Task item:
Where does the word "JSON" show up in the data? Please find each such line and copy it.

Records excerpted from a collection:

↓

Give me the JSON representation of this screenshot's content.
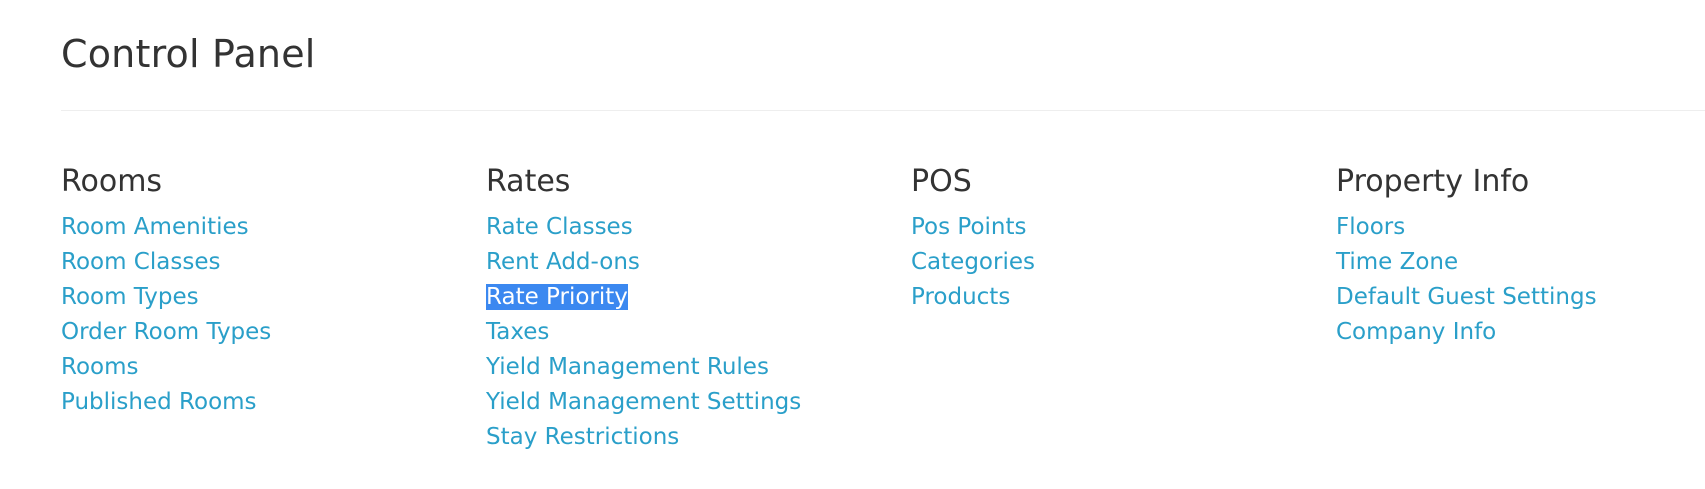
{
  "page": {
    "title": "Control Panel"
  },
  "sections": [
    {
      "heading": "Rooms",
      "links": [
        "Room Amenities",
        "Room Classes",
        "Room Types",
        "Order Room Types",
        "Rooms",
        "Published Rooms"
      ]
    },
    {
      "heading": "Rates",
      "links": [
        "Rate Classes",
        "Rent Add-ons",
        "Rate Priority",
        "Taxes",
        "Yield Management Rules",
        "Yield Management Settings",
        "Stay Restrictions"
      ]
    },
    {
      "heading": "POS",
      "links": [
        "Pos Points",
        "Categories",
        "Products"
      ]
    },
    {
      "heading": "Property Info",
      "links": [
        "Floors",
        "Time Zone",
        "Default Guest Settings",
        "Company Info"
      ]
    }
  ],
  "colors": {
    "link": "#2a9fc9",
    "heading": "#333333",
    "selection_background": "#3b88f0",
    "selection_text": "#ffffff"
  }
}
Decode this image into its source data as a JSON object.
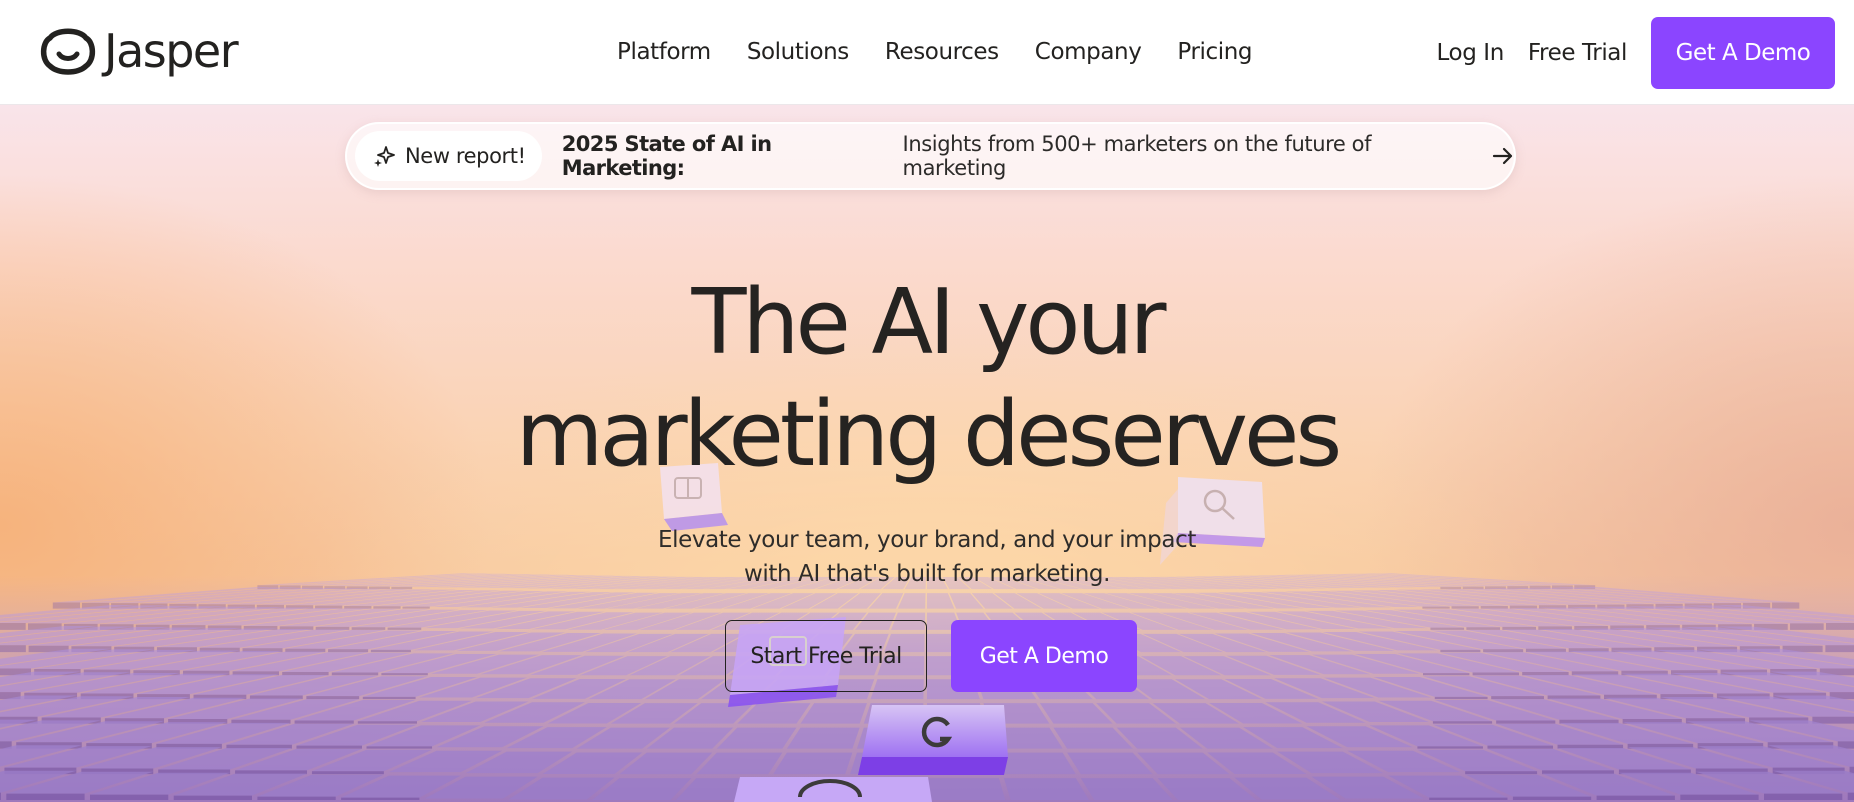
{
  "brand": {
    "name": "Jasper",
    "logo_icon": "jasper-face-logo"
  },
  "nav": {
    "items": [
      {
        "label": "Platform"
      },
      {
        "label": "Solutions"
      },
      {
        "label": "Resources"
      },
      {
        "label": "Company"
      },
      {
        "label": "Pricing"
      }
    ]
  },
  "header_actions": {
    "login": "Log In",
    "free_trial": "Free Trial",
    "demo": "Get A Demo"
  },
  "banner": {
    "tag_icon": "sparkle-icon",
    "tag": "New report!",
    "bold": "2025 State of AI in Marketing:",
    "text": "Insights from 500+ marketers on the future of marketing",
    "arrow_icon": "arrow-right-icon"
  },
  "hero": {
    "headline_line1": "The AI your",
    "headline_line2": "marketing deserves",
    "subtitle_line1": "Elevate your team, your brand, and your impact",
    "subtitle_line2": "with AI that's built for marketing.",
    "cta_secondary": "Start Free Trial",
    "cta_primary": "Get A Demo",
    "floating_icons": [
      "layout-icon",
      "search-icon",
      "image-icon",
      "google-icon",
      "globe-icon"
    ]
  },
  "colors": {
    "accent": "#8b45ff",
    "text": "#232220",
    "tile": "#8e6fbd"
  }
}
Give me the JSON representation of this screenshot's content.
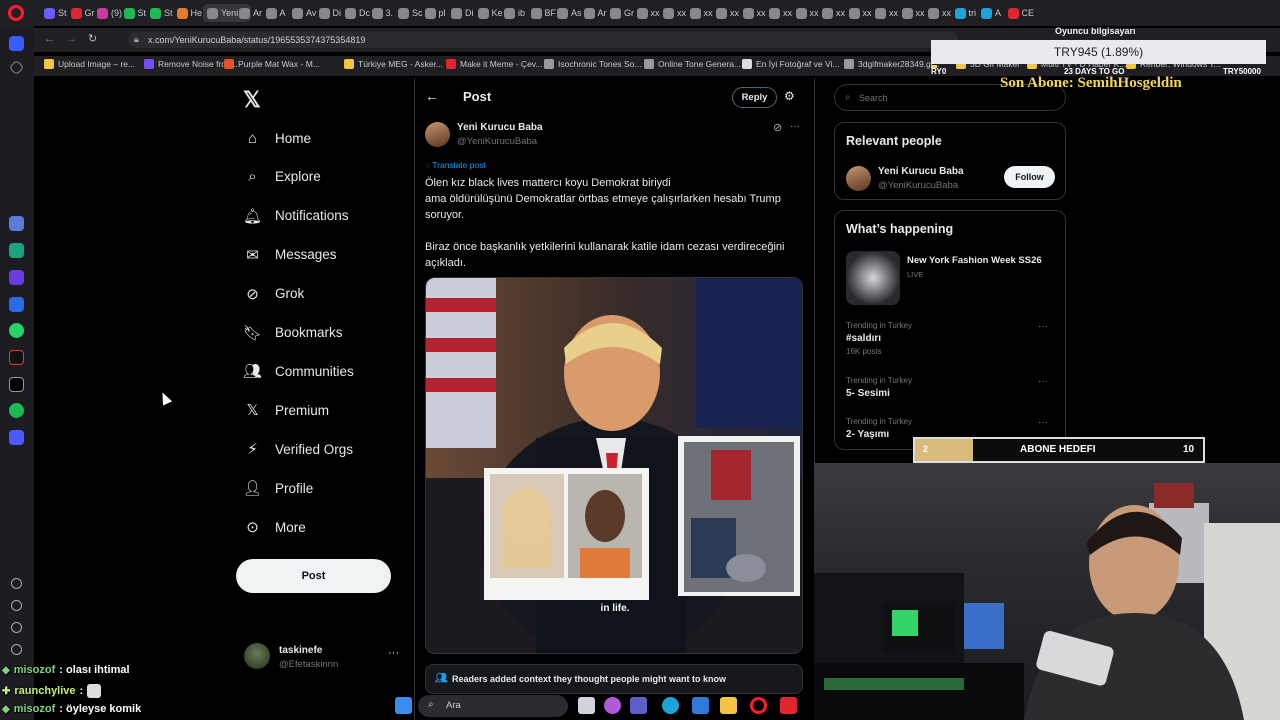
{
  "browser": {
    "tabs": [
      "St",
      "Gr",
      "(9)",
      "St",
      "St",
      "He",
      "Yeni K",
      "Ar",
      "A",
      "Av",
      "Di",
      "Dc",
      "3.",
      "Sc",
      "pl",
      "Di",
      "Ke",
      "ib",
      "BF",
      "As",
      "Ar",
      "Gr",
      "xx",
      "xx",
      "xx",
      "xx",
      "xx",
      "xx",
      "xx",
      "xx",
      "xx",
      "xx",
      "xx",
      "xx",
      "tri",
      "A",
      "CE"
    ],
    "active_tab": "Yeni K",
    "url": "x.com/YeniKurucuBaba/status/1965535374375354819",
    "bookmarks": [
      "Upload Image – re...",
      "Remove Noise from...",
      "Purple Mat Wax - M...",
      "Türkiye MEG - Asker...",
      "Make it Meme - Çev...",
      "Isochronic Tones So...",
      "Online Tone Genera...",
      "En İyi Fotoğraf ve Vi...",
      "3dgifmaker28349.gi...",
      "3D Gif Maker",
      "Multi TV - D Haber K...",
      "Rehber: Windows T..."
    ]
  },
  "nav": {
    "items": [
      {
        "label": "Home",
        "icon": "home-icon"
      },
      {
        "label": "Explore",
        "icon": "search-icon"
      },
      {
        "label": "Notifications",
        "icon": "bell-icon"
      },
      {
        "label": "Messages",
        "icon": "mail-icon"
      },
      {
        "label": "Grok",
        "icon": "grok-icon"
      },
      {
        "label": "Bookmarks",
        "icon": "bookmark-icon"
      },
      {
        "label": "Communities",
        "icon": "people-icon"
      },
      {
        "label": "Premium",
        "icon": "x-icon"
      },
      {
        "label": "Verified Orgs",
        "icon": "bolt-icon"
      },
      {
        "label": "Profile",
        "icon": "person-icon"
      },
      {
        "label": "More",
        "icon": "more-circle-icon"
      }
    ],
    "post_button": "Post",
    "account": {
      "name": "taskinefe",
      "handle": "@Efetaskinnn"
    }
  },
  "post": {
    "header": "Post",
    "reply_button": "Reply",
    "author_name": "Yeni Kurucu Baba",
    "author_handle": "@YeniKurucuBaba",
    "translate": "Translate post",
    "text_line1": "Ölen kız black lives mattercı koyu Demokrat biriydi",
    "text_line2": "ama öldürülüşünü Demokratlar örtbas etmeye çalışırlarken hesabı Trump soruyor.",
    "text_line3": "Biraz önce başkanlık yetkilerini kullanarak katile idam cezası verdireceğini açıkladı.",
    "video_caption": "in life.",
    "context_note": "Readers added context they thought people might want to know"
  },
  "right": {
    "search_placeholder": "Search",
    "relevant_title": "Relevant people",
    "relevant_name": "Yeni Kurucu Baba",
    "relevant_handle": "@YeniKurucuBaba",
    "follow_label": "Follow",
    "happening_title": "What’s happening",
    "featured": {
      "name": "New York Fashion Week SS26",
      "status": "LIVE"
    },
    "trends": [
      {
        "context": "Trending in Turkey",
        "name": "#saldırı",
        "count": "16K posts"
      },
      {
        "context": "Trending in Turkey",
        "name": "5- Sesimi",
        "count": ""
      },
      {
        "context": "Trending in Turkey",
        "name": "2- Yaşımı",
        "count": ""
      }
    ]
  },
  "overlay": {
    "donation_label": "Oyuncu bilgisayarı",
    "donation_value": "TRY945 (1.89%)",
    "donation_start": "RY0",
    "donation_days": "23 DAYS TO GO",
    "donation_goal": "TRY50000",
    "donation_progress": 0.0189,
    "last_sub": "Son Abone: SemihHosgeldin",
    "goal_title": "ABONE HEDEFI",
    "goal_current": "2",
    "goal_target": "10",
    "goal_progress": 0.2
  },
  "chat": [
    {
      "user": "misozof",
      "message": ": olası ihtimal",
      "color": "#7fd47f"
    },
    {
      "user": "raunchylive",
      "message": ":",
      "color": "#c6f06a"
    },
    {
      "user": "misozof",
      "message": ": öyleyse komik",
      "color": "#7fd47f"
    }
  ],
  "taskbar": {
    "search_label": "Ara"
  }
}
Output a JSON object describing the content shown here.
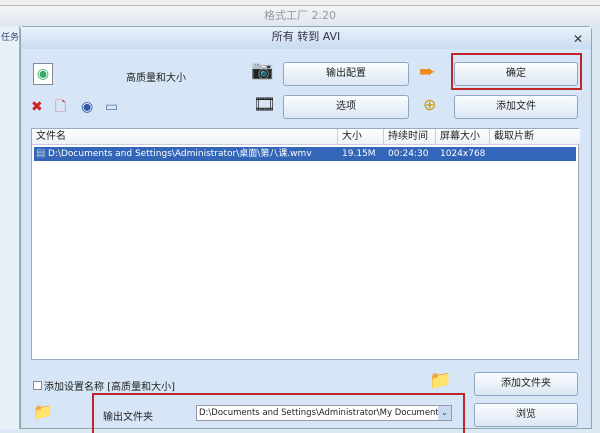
{
  "app": {
    "title": "格式工厂 2.20",
    "left_label": "任务"
  },
  "dialog": {
    "title": "所有 转到 AVI",
    "profile": "高质量和大小",
    "buttons": {
      "output_config": "输出配置",
      "ok": "确定",
      "options": "选项",
      "add_file": "添加文件",
      "add_folder": "添加文件夹",
      "browse": "浏览"
    },
    "columns": [
      "文件名",
      "大小",
      "持续时间",
      "屏幕大小",
      "截取片断"
    ],
    "files": [
      {
        "name": "D:\\Documents and Settings\\Administrator\\桌面\\第八课.wmv",
        "size": "19.15M",
        "duration": "00:24:30",
        "resolution": "1024x768",
        "clip": ""
      }
    ],
    "add_setting_name_label": "添加设置名称 [高质量和大小]",
    "output_folder_label": "输出文件夹",
    "output_folder_value": "D:\\Documents and Settings\\Administrator\\My Documents\\FFO",
    "highlight_color": "#c0252b",
    "selection_color": "#3366b8"
  }
}
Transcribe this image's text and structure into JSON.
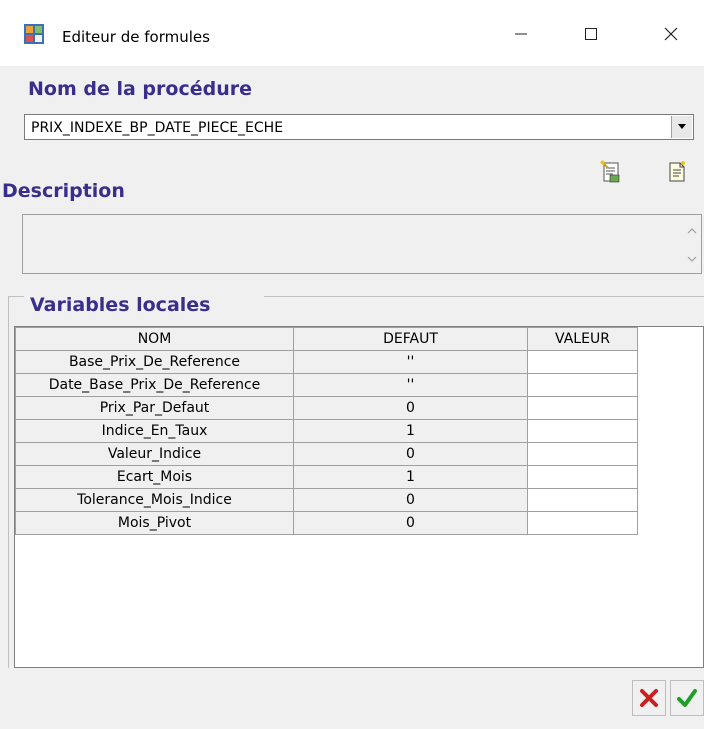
{
  "window": {
    "title": "Editeur de formules",
    "minimize_icon": "minimize-icon",
    "maximize_icon": "maximize-icon",
    "close_icon": "close-icon"
  },
  "procedure": {
    "label": "Nom de la procédure",
    "selected": "PRIX_INDEXE_BP_DATE_PIECE_ECHE"
  },
  "description": {
    "label": "Description",
    "value": ""
  },
  "toolbar": {
    "icons": [
      "formula-wizard-icon",
      "document-icon"
    ]
  },
  "variables": {
    "label": "Variables locales",
    "columns": [
      "NOM",
      "DEFAUT",
      "VALEUR"
    ],
    "rows": [
      {
        "nom": "Base_Prix_De_Reference",
        "defaut": "''",
        "valeur": ""
      },
      {
        "nom": "Date_Base_Prix_De_Reference",
        "defaut": "''",
        "valeur": ""
      },
      {
        "nom": "Prix_Par_Defaut",
        "defaut": "0",
        "valeur": ""
      },
      {
        "nom": "Indice_En_Taux",
        "defaut": "1",
        "valeur": ""
      },
      {
        "nom": "Valeur_Indice",
        "defaut": "0",
        "valeur": ""
      },
      {
        "nom": "Ecart_Mois",
        "defaut": "1",
        "valeur": ""
      },
      {
        "nom": "Tolerance_Mois_Indice",
        "defaut": "0",
        "valeur": ""
      },
      {
        "nom": "Mois_Pivot",
        "defaut": "0",
        "valeur": ""
      }
    ]
  },
  "buttons": {
    "cancel_icon": "red-x-icon",
    "ok_icon": "green-check-icon"
  },
  "colors": {
    "section_title": "#3a2e8c",
    "cancel": "#cc1f1f",
    "ok": "#1e9e2a"
  }
}
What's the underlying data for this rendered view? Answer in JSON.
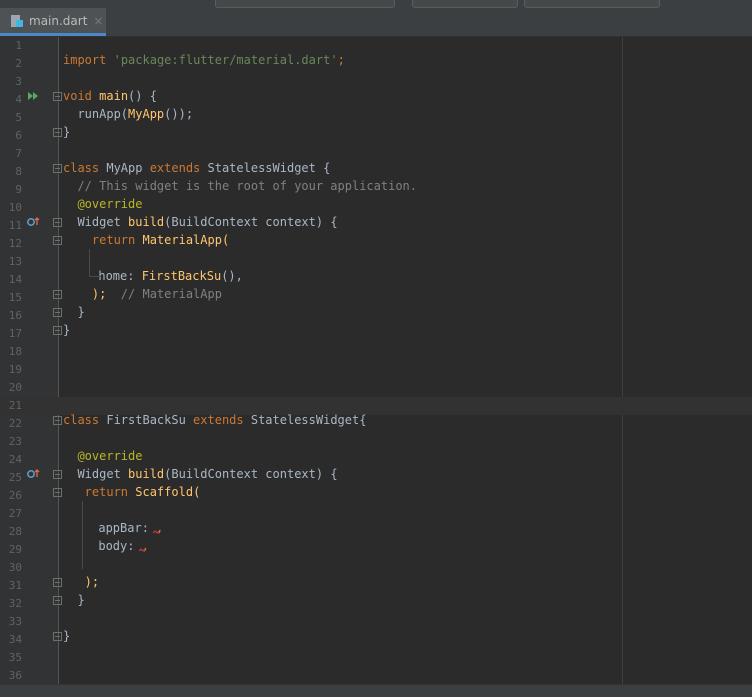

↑

Task output:
Give me the JSON representation of this screenshot's content.
Decode this image into its source data as a JSON object.
Give me the JSON representation of this screenshot's content.
Output a JSON object describing the content shown here.
Transcribe this image's text and structure into JSON.
What's the underlying data for this rendered view? Answer in JSON.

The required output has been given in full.